If you typically game with only one other person, Codenames: Duet is for you. The spymasters’ tablet is double-sided, so each player switches between being clue giver and player each turn.
There are a couple of twists. In Duets, there are three assassins on the board. One of those assassins is shared between both teams, meaning a square you see as a dangerous square has a 2 in 3 chance of being something else when you are receiving clues.
The differences are slight, but at its core Duets is still codenames. There is also no reason why you can’t play Duets in teams. One of the most beautiful thing about Codenames is that it is incredibly flexible.
What about the other Codenames?
There are a few different versions of Codenames, mostly thanks to USAOpoly/the OP and licensing.
Deep Undercover is an ‘adult’ version of Codenames that initially I overlooked. Did I want a Cards Against Humanity type version? After playing it appreciate Deep Undercover as both childish humour and an extra layer of difficulty. How many clues can you give for ‘bum’ when so many cards overlap?
In Codenames: Marvel, for example, there are a bunch of characters and locations not used in the Marvel Cinematic Universe. I am a Marvel fan, and even I had to Google some of the characters to know who they were.
There are also little thematic twists in each version to keep them unique, but the mechanics are the same. The assassin in Harry Potter is a Death Eater. In Marvel, if you guess all of the neutral characters, Thanos collects all of the infinity stones, and it’s a double team loss. There are little twists to keep them fresh, but not enough to make them overly complicated.
Rules Lawyers Beware
There are a few rules in giving clues. You can’t use words that are on the board, or form to make part of a word on the board. You can’t give clues that are positions of words.
So when someone says ‘Right 3’ for example, the team should expect that the clues aren’t three on the right-hand side on the board. They should be wary of picking ‘Writer’, as Right can be interpreted as a part of the word.
I have played Codenames with die-hard players, and I have played with complete casuals. I have heard team arguments about the validity of a clue.
Bottom line, the only person that can rule a clue invalid is the opposing spymaster. When playing with new players or one of the themed games, I try and be forgiving on clues. I might play at the stricter clues, but if someone is unfamiliar with the game or the subject, they still need to be able to play.
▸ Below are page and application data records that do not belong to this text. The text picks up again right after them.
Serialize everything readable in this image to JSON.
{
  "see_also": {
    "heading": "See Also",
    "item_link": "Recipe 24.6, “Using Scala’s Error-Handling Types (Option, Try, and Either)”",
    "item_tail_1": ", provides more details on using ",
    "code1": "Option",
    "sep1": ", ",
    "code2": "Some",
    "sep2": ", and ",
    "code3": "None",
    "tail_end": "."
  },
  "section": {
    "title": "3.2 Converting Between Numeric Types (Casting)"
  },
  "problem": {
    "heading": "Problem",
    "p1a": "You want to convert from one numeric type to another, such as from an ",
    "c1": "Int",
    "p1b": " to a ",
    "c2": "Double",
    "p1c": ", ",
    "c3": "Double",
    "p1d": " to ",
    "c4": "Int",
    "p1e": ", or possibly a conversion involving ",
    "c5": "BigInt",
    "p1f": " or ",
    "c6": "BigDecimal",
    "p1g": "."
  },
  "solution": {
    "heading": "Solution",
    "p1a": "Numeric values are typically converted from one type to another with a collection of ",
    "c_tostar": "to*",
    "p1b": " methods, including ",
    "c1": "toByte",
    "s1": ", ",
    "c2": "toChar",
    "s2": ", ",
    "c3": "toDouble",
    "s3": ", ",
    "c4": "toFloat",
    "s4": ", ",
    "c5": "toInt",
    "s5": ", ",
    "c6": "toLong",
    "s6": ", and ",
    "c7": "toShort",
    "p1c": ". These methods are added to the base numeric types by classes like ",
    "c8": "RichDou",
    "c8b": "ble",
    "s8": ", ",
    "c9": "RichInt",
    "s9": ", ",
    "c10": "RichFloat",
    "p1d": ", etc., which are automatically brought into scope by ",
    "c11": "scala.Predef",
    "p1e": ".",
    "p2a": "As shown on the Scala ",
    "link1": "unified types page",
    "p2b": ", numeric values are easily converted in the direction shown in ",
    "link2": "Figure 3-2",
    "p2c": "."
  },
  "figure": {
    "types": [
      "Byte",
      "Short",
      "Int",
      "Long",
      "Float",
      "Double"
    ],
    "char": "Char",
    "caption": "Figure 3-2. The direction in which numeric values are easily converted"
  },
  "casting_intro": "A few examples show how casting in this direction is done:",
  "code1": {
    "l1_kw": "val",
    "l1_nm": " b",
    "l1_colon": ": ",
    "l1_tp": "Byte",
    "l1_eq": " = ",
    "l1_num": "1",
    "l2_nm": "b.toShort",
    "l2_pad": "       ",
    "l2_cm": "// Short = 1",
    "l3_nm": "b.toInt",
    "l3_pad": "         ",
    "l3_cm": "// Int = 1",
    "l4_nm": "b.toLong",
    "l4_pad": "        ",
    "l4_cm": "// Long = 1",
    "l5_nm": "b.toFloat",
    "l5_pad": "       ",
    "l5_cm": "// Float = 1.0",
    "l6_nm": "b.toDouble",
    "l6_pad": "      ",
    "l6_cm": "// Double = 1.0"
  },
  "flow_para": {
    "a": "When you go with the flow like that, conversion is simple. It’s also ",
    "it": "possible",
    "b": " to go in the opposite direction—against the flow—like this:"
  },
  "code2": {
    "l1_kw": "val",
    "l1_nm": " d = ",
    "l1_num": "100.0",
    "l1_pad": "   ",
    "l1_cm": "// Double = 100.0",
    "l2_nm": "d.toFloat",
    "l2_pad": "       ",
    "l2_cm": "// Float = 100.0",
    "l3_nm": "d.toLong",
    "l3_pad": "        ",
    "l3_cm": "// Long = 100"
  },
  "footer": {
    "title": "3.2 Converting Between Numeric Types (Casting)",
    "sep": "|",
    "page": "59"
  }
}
Follow the golden rule of gaming – everyone is there to have fun. If you have a player telling everyone why a clue is ‘bad’, maybe let them go back to their heavy euro games :p
Until next time,
I love Codenames, and if you are looking for a game for every gamers shelf, Codenames will be on the shortlist. Get Codenames: Pictures and Codenames: Duet for instant flexible gameplay.
You can also combine games. Have a player that’s as much a Disney fan as you are? Use the Disney tiles with the Duet spy board!
Codenames is a quick game that people can join in mid-game, making it a great games night opener while people arrive. Its simplicity, combined with social gameplay makes Codenames a modern classic.
- Simple to teach and play
- No one way to win
- Variety available on the base concept
- Can combine versions for different experiences
- Licensed versions may be too detailed for casual fans
- Younger children or non-English speakers hard to be spymasters